## GIVEN INFORMATION
========================================

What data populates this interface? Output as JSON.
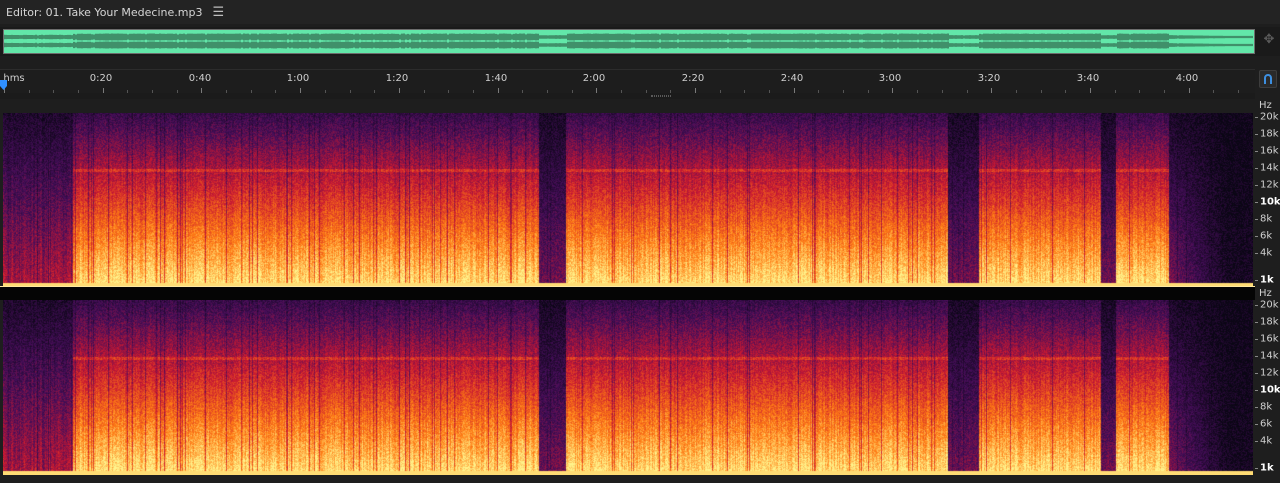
{
  "editor": {
    "title": "Editor: 01. Take Your Medecine.mp3",
    "menu_icon": "hamburger-icon"
  },
  "ruler": {
    "unit_label": "hms",
    "tick_labels": [
      "0:20",
      "0:40",
      "1:00",
      "1:20",
      "1:40",
      "2:00",
      "2:20",
      "2:40",
      "3:00",
      "3:20",
      "3:40",
      "4:00"
    ]
  },
  "frequency_scale": {
    "unit": "Hz",
    "labels": [
      "20k",
      "18k",
      "16k",
      "14k",
      "12k",
      "10k",
      "8k",
      "6k",
      "4k",
      "1k"
    ],
    "bold_labels": [
      "10k",
      "1k"
    ]
  },
  "icons": {
    "zoom_navigator": "move-arrows-icon",
    "snap": "magnet-icon",
    "playhead": "playhead-marker-icon"
  },
  "colors": {
    "waveform_fill": "#62e7a9",
    "waveform_line": "#1d3a2c",
    "spectral_low": "#0a0614",
    "spectral_mid": "#c0202a",
    "spectral_high": "#ffe27a",
    "playhead": "#2f8fff"
  }
}
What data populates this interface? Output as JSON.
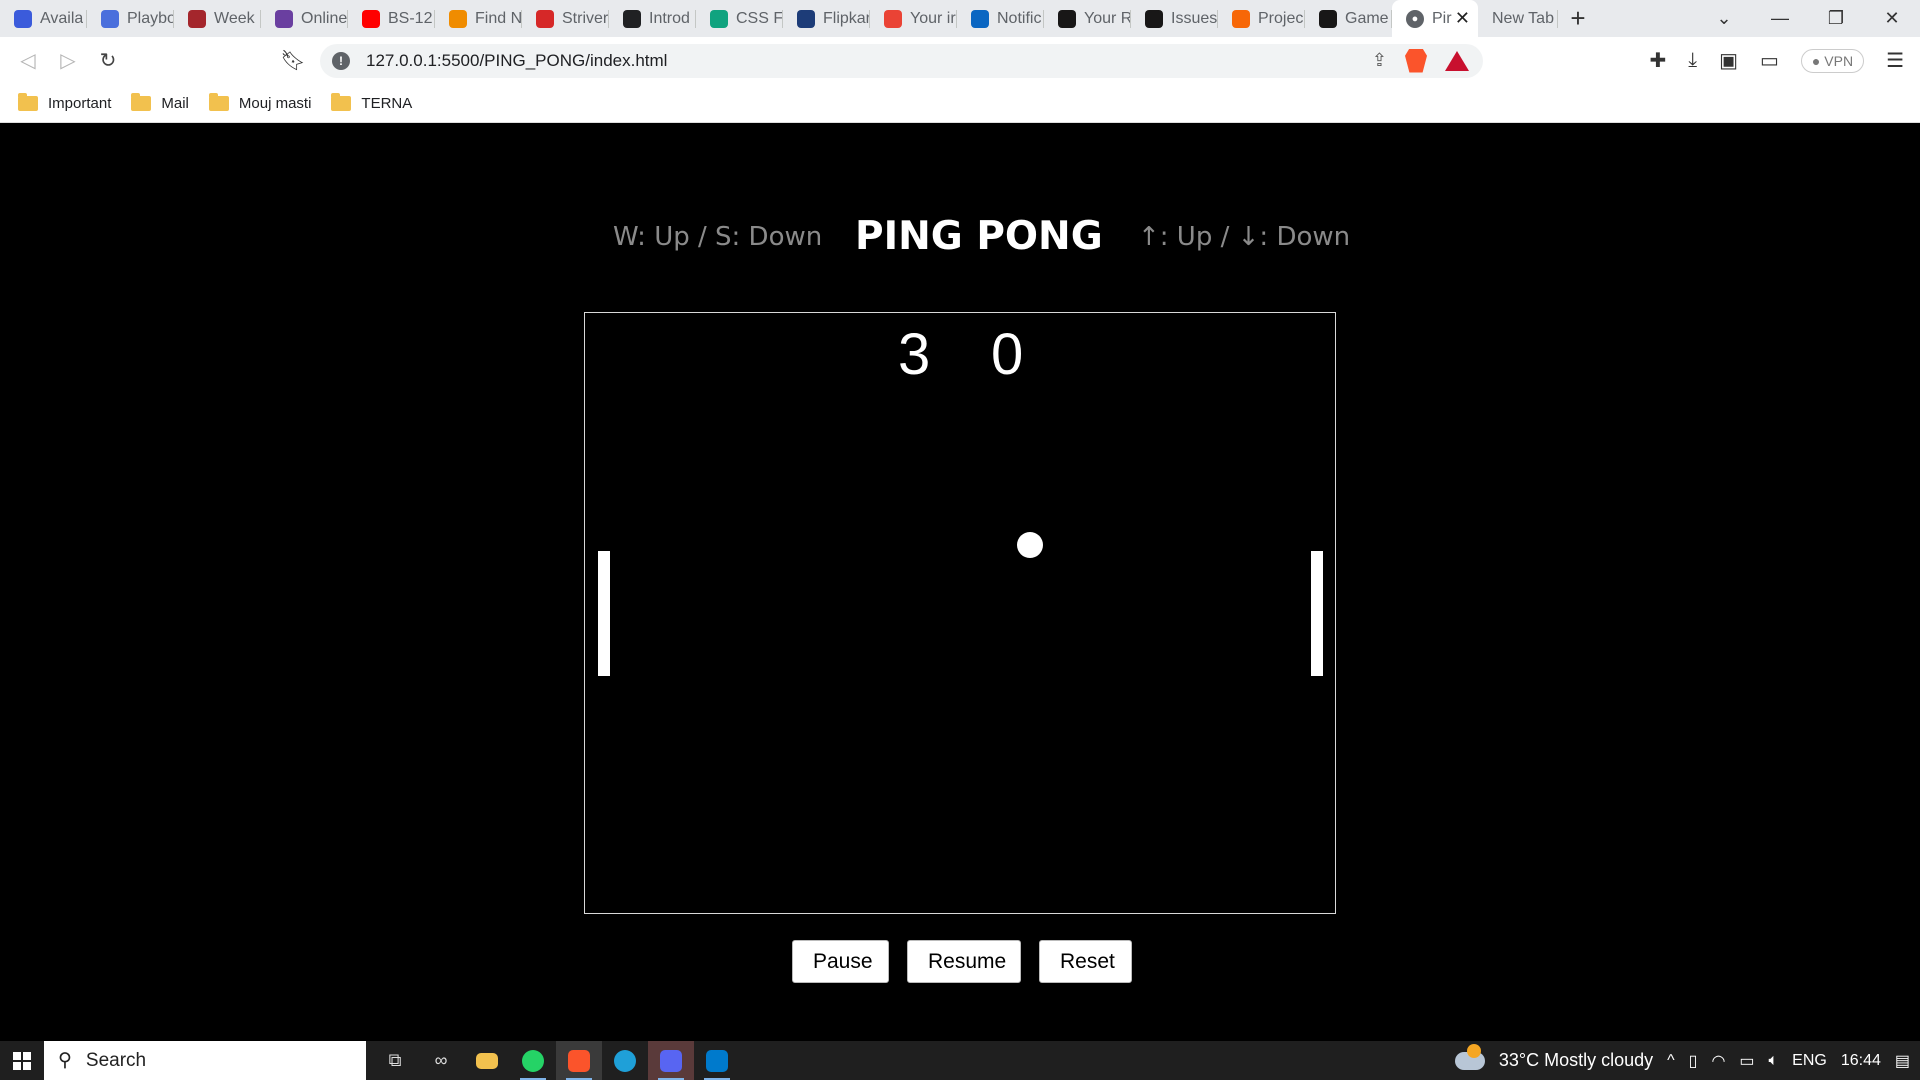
{
  "browser": {
    "tabs": [
      {
        "title": "Availa",
        "icon": "u-icon",
        "color": "#3b5bdb"
      },
      {
        "title": "Playbo",
        "icon": "ux-icon",
        "color": "#4a6fdc"
      },
      {
        "title": "Week",
        "icon": "shield-icon",
        "color": "#a4262c"
      },
      {
        "title": "Online",
        "icon": "bolt-icon",
        "color": "#6a3fa0"
      },
      {
        "title": "BS-12",
        "icon": "youtube-icon",
        "color": "#ff0000"
      },
      {
        "title": "Find N",
        "icon": "code-icon",
        "color": "#f08c00"
      },
      {
        "title": "Striver",
        "icon": "tuf-icon",
        "color": "#d62828"
      },
      {
        "title": "Introd",
        "icon": "openai-icon",
        "color": "#202123"
      },
      {
        "title": "CSS Fo",
        "icon": "openai-icon",
        "color": "#10a37f"
      },
      {
        "title": "Flipkar",
        "icon": "un-icon",
        "color": "#1d3c78"
      },
      {
        "title": "Your ir",
        "icon": "gmail-icon",
        "color": "#ea4335"
      },
      {
        "title": "Notific",
        "icon": "linkedin-icon",
        "color": "#0a66c2"
      },
      {
        "title": "Your R",
        "icon": "github-icon",
        "color": "#181717"
      },
      {
        "title": "Issues",
        "icon": "github-icon",
        "color": "#181717"
      },
      {
        "title": "Projec",
        "icon": "puzzle-icon",
        "color": "#f76707"
      },
      {
        "title": "Game",
        "icon": "github-icon",
        "color": "#181717"
      }
    ],
    "active_tab": {
      "title": "Pir",
      "icon": "globe-icon"
    },
    "new_tab": {
      "title": "New Tab"
    },
    "url": "127.0.0.1:5500/PING_PONG/index.html",
    "vpn_label": "VPN",
    "bookmarks": [
      "Important",
      "Mail",
      "Mouj masti",
      "TERNA"
    ]
  },
  "game": {
    "title": "PING PONG",
    "left_hint": "W: Up / S: Down",
    "right_hint": "↑: Up / ↓: Down",
    "score_left": "3",
    "score_right": "0",
    "buttons": {
      "pause": "Pause",
      "resume": "Resume",
      "reset": "Reset"
    }
  },
  "taskbar": {
    "search_placeholder": "Search",
    "weather": "33°C  Mostly cloudy",
    "language": "ENG",
    "time": "16:44"
  }
}
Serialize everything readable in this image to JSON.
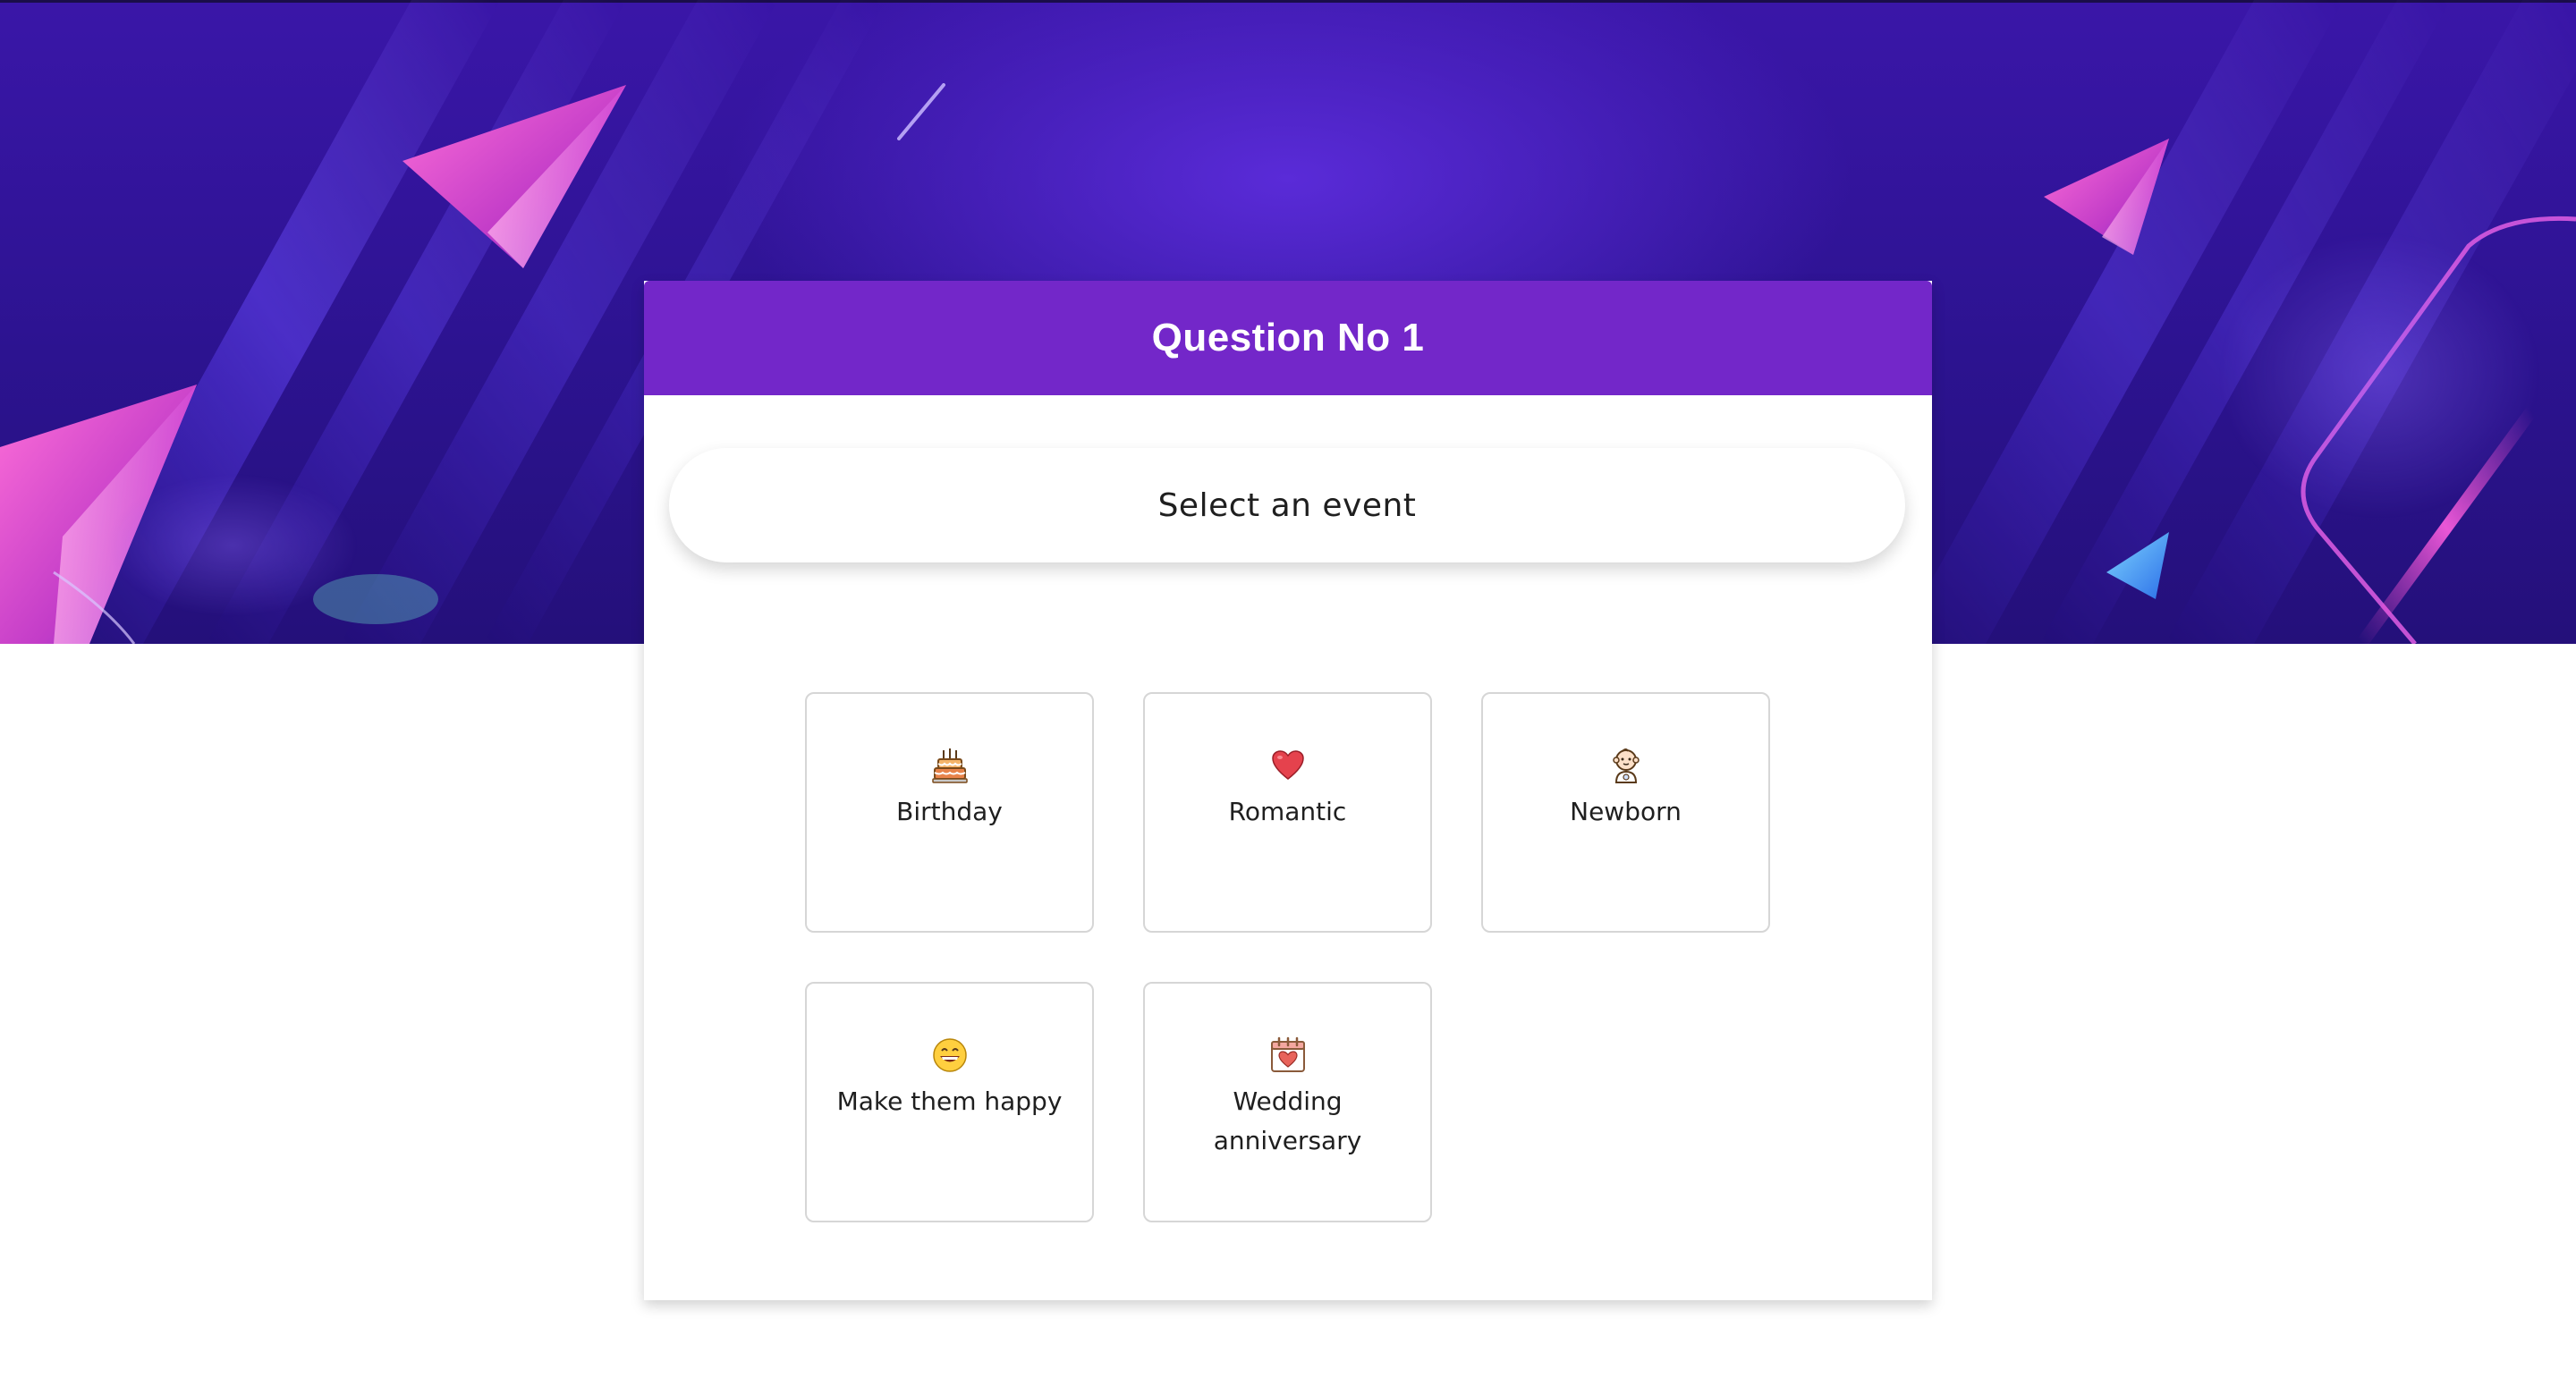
{
  "hero": {
    "colors": {
      "background_top": "#3a16a8",
      "background_bottom": "#24107a",
      "accent_magenta": "#e84fd8",
      "accent_blue": "#3aa0f0"
    }
  },
  "quiz": {
    "title": "Question No 1",
    "prompt": "Select an event",
    "header_color": "#7327c9",
    "options": [
      {
        "label": "Birthday",
        "icon": "birthday-cake-icon"
      },
      {
        "label": "Romantic",
        "icon": "heart-icon"
      },
      {
        "label": "Newborn",
        "icon": "baby-icon"
      },
      {
        "label": "Make them happy",
        "icon": "smiley-face-icon"
      },
      {
        "label": "Wedding anniversary",
        "icon": "calendar-heart-icon"
      }
    ]
  }
}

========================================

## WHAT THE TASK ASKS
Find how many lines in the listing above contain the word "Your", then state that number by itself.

## ANSWER SECTION
3